“After 9/11 There’s a big shift,” Zelizer said. “I think that’s when you start to see a diminished standing for a Palestinian-Israeli peace agreement as a priority. The focus is counterterrorism for George W. Bush.”
At the outset of the Bush administration, Palestinians rose up against Israel in what’s now called the Second Intifada. At the time, Israel was embracing right wing Prime Minister Ariel Sharon, who encouraged more Israeli settlements in the West Bank and East Jerusalem. The international community, including the US, has long considered the settlements to violate the Geneva Convention, which forbids an occupying power from transferring its own citizens into occupied territory.
Bush, Sharon and Palestinian leader Mahmoud Abbas did agree to pursue the Roadmap for Peace, another attempt at pushing toward a two-state solution that ultimately failed but did see Israel remove its troops from Gaza. That was something Bush discussed with Sharon during a friendly meeting at his ranch in Crawford, Texas, although the men disagreed over the construction of West Bank settlements.
Obama tried to hit reset with the Middle East after the Bush years. He continued to support Israel, but he described Israel’s presence in the West Bank as an “occupation.” He was more forcefully opposed to the construction of new settlements in the West Bank. He engineered a summit between then-Israeli Prime Minister Benjamin Netanyahu and Abbas at the White House, but the effort ultimately failed. After Trump was elected, the US representative at the UN Security Council declined to veto a resolution condemning settlement construction.

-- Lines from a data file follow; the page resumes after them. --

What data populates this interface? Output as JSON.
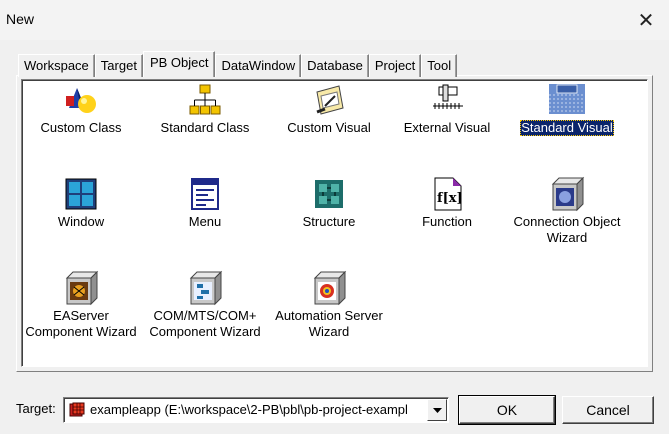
{
  "window": {
    "title": "New"
  },
  "tabs": [
    {
      "label": "Workspace"
    },
    {
      "label": "Target"
    },
    {
      "label": "PB Object",
      "active": true
    },
    {
      "label": "DataWindow"
    },
    {
      "label": "Database"
    },
    {
      "label": "Project"
    },
    {
      "label": "Tool"
    }
  ],
  "items": [
    {
      "label": "Custom Class",
      "icon": "custom-class-icon"
    },
    {
      "label": "Standard Class",
      "icon": "standard-class-icon"
    },
    {
      "label": "Custom Visual",
      "icon": "custom-visual-icon"
    },
    {
      "label": "External Visual",
      "icon": "external-visual-icon"
    },
    {
      "label": "Standard Visual",
      "icon": "standard-visual-icon",
      "selected": true
    },
    {
      "label": "Window",
      "icon": "window-icon"
    },
    {
      "label": "Menu",
      "icon": "menu-icon"
    },
    {
      "label": "Structure",
      "icon": "structure-icon"
    },
    {
      "label": "Function",
      "icon": "function-icon"
    },
    {
      "label": "Connection Object\nWizard",
      "icon": "connection-wizard-icon"
    },
    {
      "label": "EAServer\nComponent Wizard",
      "icon": "easerver-wizard-icon"
    },
    {
      "label": "COM/MTS/COM+\nComponent Wizard",
      "icon": "com-wizard-icon"
    },
    {
      "label": "Automation Server\nWizard",
      "icon": "automation-wizard-icon"
    }
  ],
  "target": {
    "label": "Target:",
    "value": "exampleapp (E:\\workspace\\2-PB\\pbl\\pb-project-exampl"
  },
  "buttons": {
    "ok": "OK",
    "cancel": "Cancel"
  },
  "colors": {
    "selection": "#0a246a",
    "dialog": "#f0f0f0"
  }
}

Netanyahu rails against Iran nuclear deal – in 100 seconds
Obama and Biden negotiated with other world leaders to lift certain sanctions in exchange for Iran abandoning its pursuit of nuclear weapons. Netanyahu was so vehemently opposed that Republicans asked him in 2015 to address the US Congress in an attempt to stop it.
It was Trump, a vocal Netanyahu ally, who would ultimately end the Iran nuclear deal. Trump also effectively took Israel’s side in negotiations with Palestinians, moving the US Embassy to Jerusalem, a controversial decision, and endorsing the annexation of West Bank and East Jerusalem settlements into Israel.

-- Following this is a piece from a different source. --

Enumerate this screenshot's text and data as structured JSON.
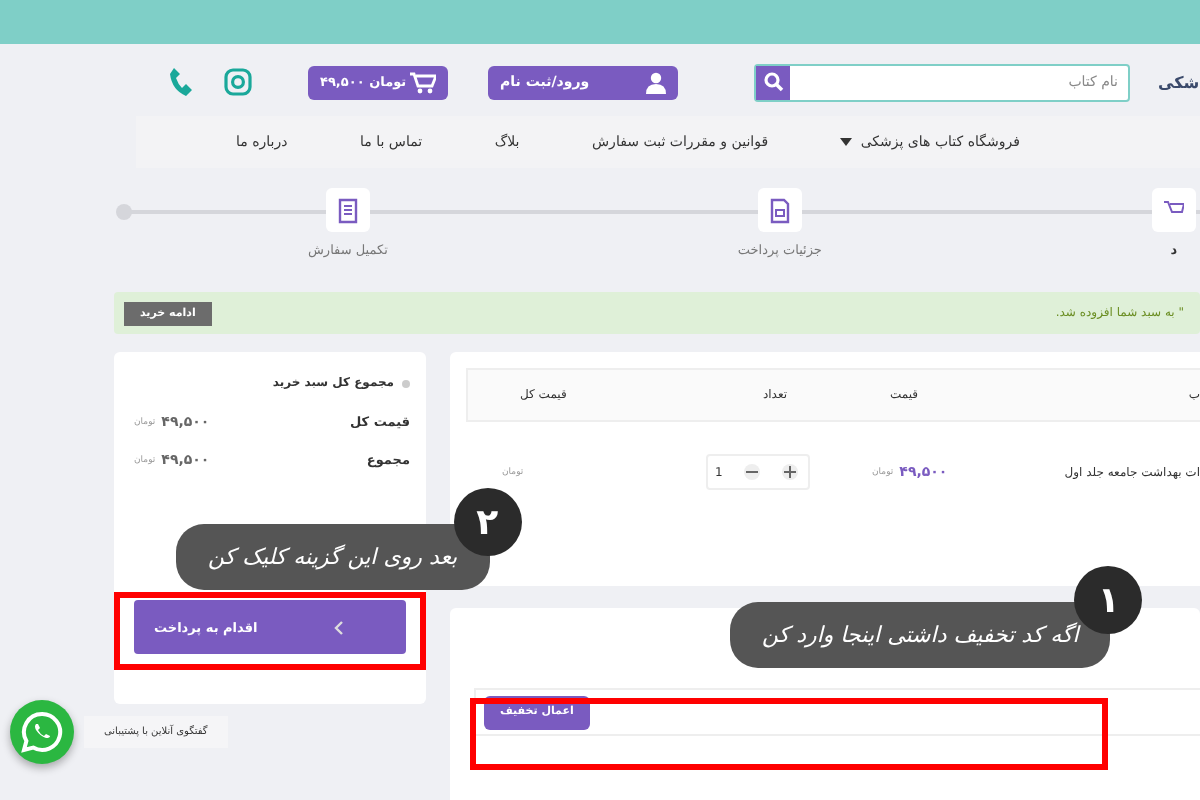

“Trump really accelerates a shift and cements kind of the abandonment of a two-state solution,” Zelizer said, adding that Trump, now running again for the White House, has made support for Israel more political inside the US. “He is elevating this issue as a partisan issue, where presidents have really tried to avoid that.”
Biden, despite his differences from Trump, has not materially changed policy and indeed has pushed for Israel and Saudi Arabia to normalize their relations.
The future of further such peace efforts with Arab nations could now be in doubt as Israel continues to bomb the Gaza Strip in its effort to punish Hamas.